Patient Responsibility: A Growing Concern for Health Care Providers
Fueled by a combination of factors, patient responsibility collections, or reimbursement collected directly from patients as opposed to Medicare or insurance companies, are becoming increasingly concerning for health care providers nationwide. These patient collections are increasing in size/value and are comparatively difficult to collect; having both a lower rate of collection success and a longer collection timeline compared to Medicare and standard insurance companies. This combination is resulting in the erosion of bottom lines across the industry. Small physicians/groups and large hospitals/systems alike are impacted by this trend and are actively seeking methods to improve collections performance on this increasingly important piece of their overall collections pie.
Over the past decade, high deductible health plans (“HDHP”), or those with deductibles above $1,600 for individuals and $2,600 for families, have been rapidly growing in popularity. This trend has been escalated in part by the individual marketplaces born through the Affordable Care Act, where, according to a report by Health Affairs, almost 90% of enrollees are in a plan with a deductible beyond the qualifying threshold for an HDHP. Increased enrollment in these plans leads to increased patient responsibility collections, highlighted by a Kaiser Family Foundation report which indicates the average annual out-of-pocket costs per patient rose almost 230% between 2006 and 2015.
Providers and administrators are attacking the problem through approaches on both the front end and the back end of the billing process. On the front end, a push to increase transparency and accountability to the patient along with the utilization of today’s payment methods are keys to improving the collections process. This includes a range of efforts from estimating patient responsibility before services are provided, taking credit card information with an agreement to charge the balance automatically upon completion of services, and patient education around their plans, deductibles, and estimated likely costs.
On the back end of the process (collecting of accounts receivable), sophisticated data analytics are being utilized to increase the efficiency and improve the level of success in collecting outstanding patient balances. Digging into the patient receivables using new and intuitive metrics allows billing and collections teams to focus their efforts and tailor their approach to collecting outstanding balances on an account-by-account basis, a vast improvement over the outdated method of simply sending a past due balance letter to all accounts.

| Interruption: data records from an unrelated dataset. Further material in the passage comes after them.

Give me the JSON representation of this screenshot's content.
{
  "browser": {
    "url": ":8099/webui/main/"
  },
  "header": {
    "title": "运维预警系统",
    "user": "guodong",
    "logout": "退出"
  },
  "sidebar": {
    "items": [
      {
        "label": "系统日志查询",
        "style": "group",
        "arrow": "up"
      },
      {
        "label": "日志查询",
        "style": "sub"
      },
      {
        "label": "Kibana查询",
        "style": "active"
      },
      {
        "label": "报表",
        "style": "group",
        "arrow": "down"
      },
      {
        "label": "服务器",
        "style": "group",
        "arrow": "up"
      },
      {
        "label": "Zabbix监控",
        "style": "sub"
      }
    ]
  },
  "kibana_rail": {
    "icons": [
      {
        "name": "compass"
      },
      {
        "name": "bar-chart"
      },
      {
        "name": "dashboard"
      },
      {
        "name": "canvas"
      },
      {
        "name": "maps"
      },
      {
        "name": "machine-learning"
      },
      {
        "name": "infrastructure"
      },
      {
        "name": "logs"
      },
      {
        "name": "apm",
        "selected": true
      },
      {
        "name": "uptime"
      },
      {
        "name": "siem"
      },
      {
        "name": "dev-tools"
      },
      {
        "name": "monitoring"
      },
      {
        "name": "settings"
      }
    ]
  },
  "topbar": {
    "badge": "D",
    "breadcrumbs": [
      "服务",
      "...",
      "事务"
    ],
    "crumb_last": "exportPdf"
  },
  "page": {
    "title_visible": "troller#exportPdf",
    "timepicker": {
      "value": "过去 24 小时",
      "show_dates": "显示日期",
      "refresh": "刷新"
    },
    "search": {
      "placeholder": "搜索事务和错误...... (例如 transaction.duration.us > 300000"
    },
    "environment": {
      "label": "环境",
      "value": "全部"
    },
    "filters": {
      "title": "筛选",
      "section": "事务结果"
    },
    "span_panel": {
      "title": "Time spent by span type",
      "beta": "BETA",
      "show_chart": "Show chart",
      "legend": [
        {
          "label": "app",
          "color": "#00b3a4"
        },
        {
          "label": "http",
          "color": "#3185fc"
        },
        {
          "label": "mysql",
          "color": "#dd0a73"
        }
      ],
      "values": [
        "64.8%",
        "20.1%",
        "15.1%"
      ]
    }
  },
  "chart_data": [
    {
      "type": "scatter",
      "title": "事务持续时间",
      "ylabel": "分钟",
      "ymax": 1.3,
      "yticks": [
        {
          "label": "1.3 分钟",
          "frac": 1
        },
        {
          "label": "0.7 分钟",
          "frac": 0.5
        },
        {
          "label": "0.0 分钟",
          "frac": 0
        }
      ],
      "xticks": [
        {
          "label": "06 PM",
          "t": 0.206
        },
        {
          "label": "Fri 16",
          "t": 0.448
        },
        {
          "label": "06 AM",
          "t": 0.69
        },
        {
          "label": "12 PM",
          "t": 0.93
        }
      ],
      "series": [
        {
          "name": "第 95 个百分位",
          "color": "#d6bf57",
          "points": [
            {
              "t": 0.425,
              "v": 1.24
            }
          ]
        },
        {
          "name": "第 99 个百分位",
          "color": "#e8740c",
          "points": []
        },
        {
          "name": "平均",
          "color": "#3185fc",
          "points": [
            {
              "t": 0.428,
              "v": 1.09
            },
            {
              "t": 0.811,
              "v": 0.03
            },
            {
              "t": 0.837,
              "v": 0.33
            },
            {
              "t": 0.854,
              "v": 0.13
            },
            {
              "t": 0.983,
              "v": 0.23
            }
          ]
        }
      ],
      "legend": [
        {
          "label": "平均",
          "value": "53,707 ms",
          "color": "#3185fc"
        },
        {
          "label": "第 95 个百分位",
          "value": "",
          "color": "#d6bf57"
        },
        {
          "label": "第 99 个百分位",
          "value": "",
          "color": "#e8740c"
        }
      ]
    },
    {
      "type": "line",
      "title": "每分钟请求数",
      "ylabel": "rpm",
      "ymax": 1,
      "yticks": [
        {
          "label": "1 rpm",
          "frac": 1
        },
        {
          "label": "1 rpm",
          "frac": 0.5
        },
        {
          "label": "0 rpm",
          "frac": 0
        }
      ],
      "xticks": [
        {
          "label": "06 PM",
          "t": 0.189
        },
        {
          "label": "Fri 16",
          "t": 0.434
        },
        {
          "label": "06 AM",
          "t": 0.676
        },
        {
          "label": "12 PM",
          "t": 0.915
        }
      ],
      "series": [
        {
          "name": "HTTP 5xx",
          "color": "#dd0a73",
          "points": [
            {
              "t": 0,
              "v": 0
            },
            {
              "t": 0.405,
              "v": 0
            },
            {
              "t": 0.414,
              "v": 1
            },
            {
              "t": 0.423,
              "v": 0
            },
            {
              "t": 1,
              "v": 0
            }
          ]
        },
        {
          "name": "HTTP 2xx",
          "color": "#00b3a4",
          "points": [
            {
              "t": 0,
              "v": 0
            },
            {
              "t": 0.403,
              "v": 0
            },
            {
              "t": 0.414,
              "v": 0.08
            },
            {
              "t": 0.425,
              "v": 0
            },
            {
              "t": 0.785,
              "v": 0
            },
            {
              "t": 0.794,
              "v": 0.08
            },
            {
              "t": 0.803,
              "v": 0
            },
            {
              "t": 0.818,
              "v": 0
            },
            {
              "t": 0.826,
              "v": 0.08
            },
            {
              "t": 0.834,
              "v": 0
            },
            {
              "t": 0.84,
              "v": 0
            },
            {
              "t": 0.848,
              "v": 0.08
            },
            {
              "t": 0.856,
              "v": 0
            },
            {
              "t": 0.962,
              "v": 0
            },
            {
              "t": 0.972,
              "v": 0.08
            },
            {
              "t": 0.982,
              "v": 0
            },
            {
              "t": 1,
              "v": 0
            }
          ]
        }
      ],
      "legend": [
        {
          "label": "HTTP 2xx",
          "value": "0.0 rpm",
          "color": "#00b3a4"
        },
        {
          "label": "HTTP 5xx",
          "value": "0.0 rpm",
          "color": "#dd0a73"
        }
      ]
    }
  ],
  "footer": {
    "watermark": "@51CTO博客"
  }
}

The increase in patient out-of-pocket costs and the difficulty surrounding their collection is yet another hurdle today’s physicians and systems are facing. Those that take action now to improve their processes and technology on both the front and back end of the collections cycle will better position themselves to successfully navigate the issue, and maintain their bottom line.